Exercise data Start Marker

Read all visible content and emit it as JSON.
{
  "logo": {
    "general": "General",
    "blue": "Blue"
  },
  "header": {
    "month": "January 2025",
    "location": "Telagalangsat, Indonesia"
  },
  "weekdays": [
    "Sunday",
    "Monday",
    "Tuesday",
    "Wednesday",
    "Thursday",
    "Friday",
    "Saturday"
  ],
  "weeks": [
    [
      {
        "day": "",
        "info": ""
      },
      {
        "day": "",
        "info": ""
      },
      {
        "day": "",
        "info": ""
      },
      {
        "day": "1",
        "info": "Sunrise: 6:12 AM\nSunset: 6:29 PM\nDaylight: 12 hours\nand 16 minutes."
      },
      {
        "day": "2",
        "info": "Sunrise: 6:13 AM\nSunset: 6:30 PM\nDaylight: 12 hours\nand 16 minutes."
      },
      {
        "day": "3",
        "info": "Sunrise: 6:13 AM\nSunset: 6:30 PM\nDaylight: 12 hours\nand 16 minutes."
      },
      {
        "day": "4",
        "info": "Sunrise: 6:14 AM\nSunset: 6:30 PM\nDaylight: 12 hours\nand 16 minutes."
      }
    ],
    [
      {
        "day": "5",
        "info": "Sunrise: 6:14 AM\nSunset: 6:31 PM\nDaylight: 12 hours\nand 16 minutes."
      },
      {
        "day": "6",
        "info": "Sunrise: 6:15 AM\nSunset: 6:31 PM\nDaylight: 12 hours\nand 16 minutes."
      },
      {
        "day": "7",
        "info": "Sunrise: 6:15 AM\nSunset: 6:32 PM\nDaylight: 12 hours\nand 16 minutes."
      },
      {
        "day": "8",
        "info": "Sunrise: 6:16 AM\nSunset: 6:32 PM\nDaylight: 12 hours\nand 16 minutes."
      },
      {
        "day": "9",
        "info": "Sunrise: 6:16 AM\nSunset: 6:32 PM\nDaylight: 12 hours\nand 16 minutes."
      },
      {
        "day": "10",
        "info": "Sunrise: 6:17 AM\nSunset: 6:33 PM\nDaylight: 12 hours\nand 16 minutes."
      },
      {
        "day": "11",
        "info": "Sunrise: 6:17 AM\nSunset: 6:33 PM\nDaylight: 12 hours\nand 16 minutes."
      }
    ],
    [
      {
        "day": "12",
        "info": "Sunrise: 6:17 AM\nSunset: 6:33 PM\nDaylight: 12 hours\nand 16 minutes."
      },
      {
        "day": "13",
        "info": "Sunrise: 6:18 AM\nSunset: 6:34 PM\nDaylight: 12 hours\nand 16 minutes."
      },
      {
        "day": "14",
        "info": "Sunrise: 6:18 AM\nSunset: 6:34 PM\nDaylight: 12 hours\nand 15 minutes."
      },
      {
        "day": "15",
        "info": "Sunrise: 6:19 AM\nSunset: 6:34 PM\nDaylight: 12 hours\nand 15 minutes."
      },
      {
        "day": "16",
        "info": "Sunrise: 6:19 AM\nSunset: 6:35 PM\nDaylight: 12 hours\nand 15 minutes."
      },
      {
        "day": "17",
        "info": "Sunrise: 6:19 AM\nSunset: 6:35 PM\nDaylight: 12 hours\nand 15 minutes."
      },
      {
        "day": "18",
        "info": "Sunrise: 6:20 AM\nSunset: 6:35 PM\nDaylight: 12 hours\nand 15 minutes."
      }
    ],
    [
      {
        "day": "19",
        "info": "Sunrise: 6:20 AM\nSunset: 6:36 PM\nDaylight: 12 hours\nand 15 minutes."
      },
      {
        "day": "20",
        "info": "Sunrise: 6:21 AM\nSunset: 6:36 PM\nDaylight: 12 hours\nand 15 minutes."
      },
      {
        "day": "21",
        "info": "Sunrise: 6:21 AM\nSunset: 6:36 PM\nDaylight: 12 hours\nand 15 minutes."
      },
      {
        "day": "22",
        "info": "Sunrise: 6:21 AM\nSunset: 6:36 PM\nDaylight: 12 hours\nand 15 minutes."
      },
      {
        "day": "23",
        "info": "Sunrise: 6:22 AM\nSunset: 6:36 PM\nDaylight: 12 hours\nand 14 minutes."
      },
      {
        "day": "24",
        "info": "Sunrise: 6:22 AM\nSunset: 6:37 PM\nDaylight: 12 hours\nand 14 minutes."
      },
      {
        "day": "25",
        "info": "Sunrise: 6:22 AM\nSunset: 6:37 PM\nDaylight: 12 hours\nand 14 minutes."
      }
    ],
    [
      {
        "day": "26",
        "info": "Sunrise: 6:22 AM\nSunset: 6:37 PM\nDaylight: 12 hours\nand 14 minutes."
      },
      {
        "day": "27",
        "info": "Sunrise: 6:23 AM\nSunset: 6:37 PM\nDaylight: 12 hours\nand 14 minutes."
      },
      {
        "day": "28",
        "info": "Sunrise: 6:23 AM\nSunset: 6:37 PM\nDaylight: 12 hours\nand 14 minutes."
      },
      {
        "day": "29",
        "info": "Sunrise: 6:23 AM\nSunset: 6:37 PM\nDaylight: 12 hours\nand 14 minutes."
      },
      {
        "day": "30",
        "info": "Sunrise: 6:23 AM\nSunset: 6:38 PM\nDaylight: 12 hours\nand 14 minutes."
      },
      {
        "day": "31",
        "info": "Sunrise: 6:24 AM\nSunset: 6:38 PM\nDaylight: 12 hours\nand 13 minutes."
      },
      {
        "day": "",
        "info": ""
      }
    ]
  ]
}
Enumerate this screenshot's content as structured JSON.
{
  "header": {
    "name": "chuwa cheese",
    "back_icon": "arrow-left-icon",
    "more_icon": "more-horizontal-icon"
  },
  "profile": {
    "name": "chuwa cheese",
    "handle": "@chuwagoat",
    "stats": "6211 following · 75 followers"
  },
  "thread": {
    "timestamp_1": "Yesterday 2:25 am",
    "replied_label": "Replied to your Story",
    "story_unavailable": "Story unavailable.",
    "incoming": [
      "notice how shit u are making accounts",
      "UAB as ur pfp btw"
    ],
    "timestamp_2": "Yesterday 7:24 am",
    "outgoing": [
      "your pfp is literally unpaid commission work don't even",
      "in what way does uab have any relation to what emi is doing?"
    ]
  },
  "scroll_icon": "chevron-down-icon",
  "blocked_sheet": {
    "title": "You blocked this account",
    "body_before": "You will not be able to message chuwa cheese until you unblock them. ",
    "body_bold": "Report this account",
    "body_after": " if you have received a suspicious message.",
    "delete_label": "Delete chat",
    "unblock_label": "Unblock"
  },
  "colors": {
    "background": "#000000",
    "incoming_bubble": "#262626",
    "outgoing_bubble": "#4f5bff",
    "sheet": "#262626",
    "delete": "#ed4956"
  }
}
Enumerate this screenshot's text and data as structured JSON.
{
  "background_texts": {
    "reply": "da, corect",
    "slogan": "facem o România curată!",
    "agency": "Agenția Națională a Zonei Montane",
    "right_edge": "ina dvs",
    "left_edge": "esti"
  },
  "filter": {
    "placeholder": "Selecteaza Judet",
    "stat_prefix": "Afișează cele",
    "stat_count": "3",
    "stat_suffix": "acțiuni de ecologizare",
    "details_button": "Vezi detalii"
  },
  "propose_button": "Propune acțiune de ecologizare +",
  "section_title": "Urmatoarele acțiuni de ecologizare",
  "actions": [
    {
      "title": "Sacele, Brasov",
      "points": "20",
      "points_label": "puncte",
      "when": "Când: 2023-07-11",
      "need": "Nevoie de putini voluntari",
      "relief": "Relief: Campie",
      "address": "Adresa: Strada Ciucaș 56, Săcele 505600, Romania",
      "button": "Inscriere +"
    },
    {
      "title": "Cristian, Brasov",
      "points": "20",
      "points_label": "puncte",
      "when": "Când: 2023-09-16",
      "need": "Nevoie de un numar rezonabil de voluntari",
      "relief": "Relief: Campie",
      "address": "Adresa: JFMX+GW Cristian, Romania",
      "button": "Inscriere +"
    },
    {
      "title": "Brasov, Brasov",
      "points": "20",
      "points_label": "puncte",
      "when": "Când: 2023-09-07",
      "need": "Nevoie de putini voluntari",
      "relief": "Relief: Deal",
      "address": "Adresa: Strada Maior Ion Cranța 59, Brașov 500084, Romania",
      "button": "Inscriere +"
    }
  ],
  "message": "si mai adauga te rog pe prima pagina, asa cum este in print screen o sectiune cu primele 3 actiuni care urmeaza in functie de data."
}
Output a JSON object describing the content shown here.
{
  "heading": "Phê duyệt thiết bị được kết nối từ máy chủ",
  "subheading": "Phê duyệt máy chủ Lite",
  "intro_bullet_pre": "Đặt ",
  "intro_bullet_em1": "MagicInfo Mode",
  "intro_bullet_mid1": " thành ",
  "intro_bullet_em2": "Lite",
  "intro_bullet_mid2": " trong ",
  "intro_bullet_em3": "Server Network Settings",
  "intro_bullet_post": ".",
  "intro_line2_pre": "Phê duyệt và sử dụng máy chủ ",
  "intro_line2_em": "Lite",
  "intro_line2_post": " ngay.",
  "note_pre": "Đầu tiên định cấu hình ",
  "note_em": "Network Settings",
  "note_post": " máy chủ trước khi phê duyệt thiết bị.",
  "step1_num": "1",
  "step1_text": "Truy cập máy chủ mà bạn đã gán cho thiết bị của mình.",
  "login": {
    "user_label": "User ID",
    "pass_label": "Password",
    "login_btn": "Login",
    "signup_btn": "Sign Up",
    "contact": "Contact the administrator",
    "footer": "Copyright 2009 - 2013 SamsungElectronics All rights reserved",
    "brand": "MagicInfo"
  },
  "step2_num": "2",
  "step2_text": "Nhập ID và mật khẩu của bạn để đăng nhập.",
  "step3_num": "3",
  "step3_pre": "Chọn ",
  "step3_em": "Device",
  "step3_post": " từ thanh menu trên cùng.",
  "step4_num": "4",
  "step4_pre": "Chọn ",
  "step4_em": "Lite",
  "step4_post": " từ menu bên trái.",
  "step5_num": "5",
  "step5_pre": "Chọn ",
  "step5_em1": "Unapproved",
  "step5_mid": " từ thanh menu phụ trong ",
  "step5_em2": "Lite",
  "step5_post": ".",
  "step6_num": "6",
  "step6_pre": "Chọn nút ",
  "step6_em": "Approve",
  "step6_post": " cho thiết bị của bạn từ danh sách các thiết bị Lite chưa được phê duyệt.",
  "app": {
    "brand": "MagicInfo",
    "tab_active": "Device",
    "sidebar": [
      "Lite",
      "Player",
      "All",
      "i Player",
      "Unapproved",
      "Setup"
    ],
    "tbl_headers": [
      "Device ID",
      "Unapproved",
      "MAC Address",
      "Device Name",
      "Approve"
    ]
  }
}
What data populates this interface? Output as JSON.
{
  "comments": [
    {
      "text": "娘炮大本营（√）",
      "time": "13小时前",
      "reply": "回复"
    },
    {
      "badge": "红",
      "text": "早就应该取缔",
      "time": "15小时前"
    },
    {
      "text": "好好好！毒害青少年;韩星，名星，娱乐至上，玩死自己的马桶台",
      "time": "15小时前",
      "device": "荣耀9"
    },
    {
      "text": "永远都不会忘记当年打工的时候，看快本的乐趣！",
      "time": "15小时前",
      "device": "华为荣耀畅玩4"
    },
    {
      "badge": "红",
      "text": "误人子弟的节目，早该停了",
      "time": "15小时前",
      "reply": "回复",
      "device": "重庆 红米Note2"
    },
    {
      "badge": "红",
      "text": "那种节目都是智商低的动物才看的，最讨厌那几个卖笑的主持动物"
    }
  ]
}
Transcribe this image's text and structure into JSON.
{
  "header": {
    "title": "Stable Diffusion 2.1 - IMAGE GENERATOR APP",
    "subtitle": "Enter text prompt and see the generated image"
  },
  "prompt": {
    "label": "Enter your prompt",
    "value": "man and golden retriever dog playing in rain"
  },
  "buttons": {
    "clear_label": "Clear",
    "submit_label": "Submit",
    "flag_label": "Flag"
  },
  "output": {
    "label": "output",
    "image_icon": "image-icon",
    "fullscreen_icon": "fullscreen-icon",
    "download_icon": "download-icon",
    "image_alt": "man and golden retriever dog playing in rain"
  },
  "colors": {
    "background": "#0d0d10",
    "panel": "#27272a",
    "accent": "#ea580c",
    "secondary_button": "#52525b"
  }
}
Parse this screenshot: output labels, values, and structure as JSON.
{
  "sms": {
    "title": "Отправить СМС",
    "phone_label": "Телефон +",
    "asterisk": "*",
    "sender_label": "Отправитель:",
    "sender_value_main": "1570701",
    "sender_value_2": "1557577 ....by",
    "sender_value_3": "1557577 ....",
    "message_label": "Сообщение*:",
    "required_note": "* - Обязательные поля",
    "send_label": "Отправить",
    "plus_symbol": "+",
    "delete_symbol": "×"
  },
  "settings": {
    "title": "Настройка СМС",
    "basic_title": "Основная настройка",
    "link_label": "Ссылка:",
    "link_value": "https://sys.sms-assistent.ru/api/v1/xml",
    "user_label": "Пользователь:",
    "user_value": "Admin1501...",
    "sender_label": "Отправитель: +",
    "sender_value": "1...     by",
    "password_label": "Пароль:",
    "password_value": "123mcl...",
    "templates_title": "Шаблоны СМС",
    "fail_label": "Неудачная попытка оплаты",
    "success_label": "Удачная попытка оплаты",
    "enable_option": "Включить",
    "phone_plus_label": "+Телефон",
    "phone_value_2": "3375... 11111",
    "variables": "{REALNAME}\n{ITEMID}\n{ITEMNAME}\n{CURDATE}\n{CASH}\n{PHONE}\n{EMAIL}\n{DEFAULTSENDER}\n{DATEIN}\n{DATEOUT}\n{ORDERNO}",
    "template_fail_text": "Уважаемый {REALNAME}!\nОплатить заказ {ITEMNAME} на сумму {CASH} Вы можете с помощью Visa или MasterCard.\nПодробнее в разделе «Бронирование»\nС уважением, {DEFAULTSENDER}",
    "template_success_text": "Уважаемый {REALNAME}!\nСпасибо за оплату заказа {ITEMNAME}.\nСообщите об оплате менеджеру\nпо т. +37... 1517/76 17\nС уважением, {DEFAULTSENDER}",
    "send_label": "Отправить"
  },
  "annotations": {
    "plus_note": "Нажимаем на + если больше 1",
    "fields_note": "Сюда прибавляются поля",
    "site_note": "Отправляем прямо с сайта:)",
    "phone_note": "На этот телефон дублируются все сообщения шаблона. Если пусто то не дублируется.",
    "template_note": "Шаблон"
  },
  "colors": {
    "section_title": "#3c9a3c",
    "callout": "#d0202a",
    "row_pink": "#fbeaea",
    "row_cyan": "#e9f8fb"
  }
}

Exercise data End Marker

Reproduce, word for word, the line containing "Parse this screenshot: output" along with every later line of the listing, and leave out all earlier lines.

■ **Exercise solution**:
Parse this screenshot: output labels, values, and structure as JSON.
{
  "sms": {
    "title": "Отправить СМС",
    "phone_label": "Телефон +",
    "asterisk": "*",
    "sender_label": "Отправитель:",
    "sender_value_main": "1570701",
    "sender_value_2": "1557577 ....by",
    "sender_value_3": "1557577 ....",
    "message_label": "Сообщение*:",
    "required_note": "* - Обязательные поля",
    "send_label": "Отправить",
    "plus_symbol": "+",
    "delete_symbol": "×"
  },
  "settings": {
    "title": "Настройка СМС",
    "basic_title": "Основная настройка",
    "link_label": "Ссылка:",
    "link_value": "https://sys.sms-assistent.ru/api/v1/xml",
    "user_label": "Пользователь:",
    "user_value": "Admin1501...",
    "sender_label": "Отправитель: +",
    "sender_value": "1...     by",
    "password_label": "Пароль:",
    "password_value": "123mcl...",
    "templates_title": "Шаблоны СМС",
    "fail_label": "Неудачная попытка оплаты",
    "success_label": "Удачная попытка оплаты",
    "enable_option": "Включить",
    "phone_plus_label": "+Телефон",
    "phone_value_2": "3375... 11111",
    "variables": "{REALNAME}\n{ITEMID}\n{ITEMNAME}\n{CURDATE}\n{CASH}\n{PHONE}\n{EMAIL}\n{DEFAULTSENDER}\n{DATEIN}\n{DATEOUT}\n{ORDERNO}",
    "template_fail_text": "Уважаемый {REALNAME}!\nОплатить заказ {ITEMNAME} на сумму {CASH} Вы можете с помощью Visa или MasterCard.\nПодробнее в разделе «Бронирование»\nС уважением, {DEFAULTSENDER}",
    "template_success_text": "Уважаемый {REALNAME}!\nСпасибо за оплату заказа {ITEMNAME}.\nСообщите об оплате менеджеру\nпо т. +37... 1517/76 17\nС уважением, {DEFAULTSENDER}",
    "send_label": "Отправить"
  },
  "annotations": {
    "plus_note": "Нажимаем на + если больше 1",
    "fields_note": "Сюда прибавляются поля",
    "site_note": "Отправляем прямо с сайта:)",
    "phone_note": "На этот телефон дублируются все сообщения шаблона. Если пусто то не дублируется.",
    "template_note": "Шаблон"
  },
  "colors": {
    "section_title": "#3c9a3c",
    "callout": "#d0202a",
    "row_pink": "#fbeaea",
    "row_cyan": "#e9f8fb"
  }
}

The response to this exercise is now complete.